In its renewed motion for interlocutory sale, Silver Star cited (1) the excessive expense of keeping the vessel under seizure, and (2) the unreasonable delay in securing the release of the vessel. Both factors constitute valid and independent grounds for an interlocutory sale. See Fed.R.Civ.P.Supp.R. E(9)(b). The district court granted the motion and ordered the sale of the vessel, but made no separate findings of fact or conclusions of law supporting its order. The court did state in its order that Silver Star had moved the court for the interlocutory sale of the vessel pursuant to Rule E(9)(b) and that the "owner of the M/V SARAMACCA ha[d] failed to furnish security. . . ." It is undisputed that SMS failed to post security for the release of the vessel during the seven months between the time of arrest and the court's sale order. This delay in securing the release of the vessel was unreasonable. See Merchants Nat'l Bank v. Dredge Gen. G.L. Gillespie, 663 F.2d 1338, 1341-42 (5th Cir. 1981) (holding that the failure to secure the release of a vessel during the eight months after arrest constituted an unreasonable delay), cert. dismissed, 456 U.S. 966, 102 S.Ct. 2263, 72 L.Ed.2d 865 (1982); Ferrous Fin. Serv. Co. v. O/S Arctic Producer, 567 F. Supp. 400, 401 (W.D.Wash. 1983) (holding that the failure to secure the release of a vessel during the four months after arrest constituted an unreasonable delay). The interlocutory sale was therefore proper pursuant to Rule E(9)(b).
Because we are sufficiently informed as to the district court's rationale, and the record contains undisputed facts which support the court's ruling, a remand for findings of fact and conclusions of law is unnecessary. See Armstrong v. Collier, 536 F.2d 72, 77 (5th Cir. 1976) (stating that a remand for failure to comply with Fed.R.Civ.P. 52(a) is not required if a complete understanding of the issues may be had without the aid of separate findings); 9 Charles A. Wright Arthur R. Miller, Federal Practice and Procedure § 2577 (1971).
The vessel was arrested on April 15, 1992. The district court's interlocutory sale order was filed on November 20, 1992.

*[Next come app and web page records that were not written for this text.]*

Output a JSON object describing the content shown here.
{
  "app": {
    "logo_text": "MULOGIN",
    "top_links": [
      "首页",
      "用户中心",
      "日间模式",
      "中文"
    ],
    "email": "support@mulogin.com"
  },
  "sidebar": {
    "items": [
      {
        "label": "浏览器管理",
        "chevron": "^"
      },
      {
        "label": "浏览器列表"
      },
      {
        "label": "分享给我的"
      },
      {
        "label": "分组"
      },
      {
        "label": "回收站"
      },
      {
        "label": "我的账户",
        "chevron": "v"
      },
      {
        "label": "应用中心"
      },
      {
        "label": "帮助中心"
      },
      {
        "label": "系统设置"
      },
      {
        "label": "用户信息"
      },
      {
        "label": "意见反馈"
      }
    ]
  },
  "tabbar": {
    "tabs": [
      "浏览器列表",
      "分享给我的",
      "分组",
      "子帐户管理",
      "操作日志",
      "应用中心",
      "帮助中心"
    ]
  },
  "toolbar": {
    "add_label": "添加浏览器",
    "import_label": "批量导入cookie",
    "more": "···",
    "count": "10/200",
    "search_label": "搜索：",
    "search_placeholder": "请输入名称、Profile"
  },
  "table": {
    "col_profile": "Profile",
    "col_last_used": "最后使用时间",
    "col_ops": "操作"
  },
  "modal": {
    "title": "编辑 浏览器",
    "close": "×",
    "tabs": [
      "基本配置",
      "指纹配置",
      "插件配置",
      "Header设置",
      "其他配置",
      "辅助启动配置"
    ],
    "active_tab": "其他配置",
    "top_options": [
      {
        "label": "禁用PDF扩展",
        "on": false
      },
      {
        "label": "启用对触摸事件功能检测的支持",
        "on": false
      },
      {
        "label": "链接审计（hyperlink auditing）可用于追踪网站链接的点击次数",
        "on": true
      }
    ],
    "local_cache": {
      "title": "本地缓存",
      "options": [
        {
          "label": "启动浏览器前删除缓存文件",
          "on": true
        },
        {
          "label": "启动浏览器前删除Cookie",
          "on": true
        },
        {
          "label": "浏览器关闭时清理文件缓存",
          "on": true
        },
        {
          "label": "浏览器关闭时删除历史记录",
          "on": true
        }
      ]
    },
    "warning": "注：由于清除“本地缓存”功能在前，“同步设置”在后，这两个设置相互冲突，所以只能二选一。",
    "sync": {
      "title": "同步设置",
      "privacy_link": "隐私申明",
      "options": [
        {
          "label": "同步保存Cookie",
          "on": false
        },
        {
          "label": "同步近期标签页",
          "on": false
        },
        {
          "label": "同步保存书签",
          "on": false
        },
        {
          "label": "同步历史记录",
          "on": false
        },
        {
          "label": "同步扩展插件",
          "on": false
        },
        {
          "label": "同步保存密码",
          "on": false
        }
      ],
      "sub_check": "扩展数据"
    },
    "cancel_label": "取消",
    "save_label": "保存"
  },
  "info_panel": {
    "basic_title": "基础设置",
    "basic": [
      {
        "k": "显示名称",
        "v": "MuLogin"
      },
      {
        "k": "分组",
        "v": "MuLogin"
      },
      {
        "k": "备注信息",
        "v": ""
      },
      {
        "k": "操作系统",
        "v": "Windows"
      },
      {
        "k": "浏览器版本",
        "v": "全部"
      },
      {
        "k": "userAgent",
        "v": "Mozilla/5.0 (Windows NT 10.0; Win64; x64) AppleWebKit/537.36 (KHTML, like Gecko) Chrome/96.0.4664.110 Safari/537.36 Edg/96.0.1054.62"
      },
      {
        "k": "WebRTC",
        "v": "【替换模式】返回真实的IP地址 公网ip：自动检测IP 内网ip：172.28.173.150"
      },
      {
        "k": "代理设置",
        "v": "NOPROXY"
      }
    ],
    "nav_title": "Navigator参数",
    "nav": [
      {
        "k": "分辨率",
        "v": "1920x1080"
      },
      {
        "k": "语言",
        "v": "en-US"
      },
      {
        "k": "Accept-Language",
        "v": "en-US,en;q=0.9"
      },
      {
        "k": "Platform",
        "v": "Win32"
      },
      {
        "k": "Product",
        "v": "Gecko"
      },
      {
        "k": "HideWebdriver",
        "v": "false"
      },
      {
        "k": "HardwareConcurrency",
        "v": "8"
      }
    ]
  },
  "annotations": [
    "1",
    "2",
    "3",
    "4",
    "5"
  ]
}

For the foregoing reasons, we DISMISS from this appeal all issues except the propriety of the district court's interlocutory sale order. We AFFIRM the district court's judgment regarding the interlocutory sale of the vessel, and REMAND to the district court to reschedule the date of the sale. We further VACATE our prior order staying the sale of the vessel.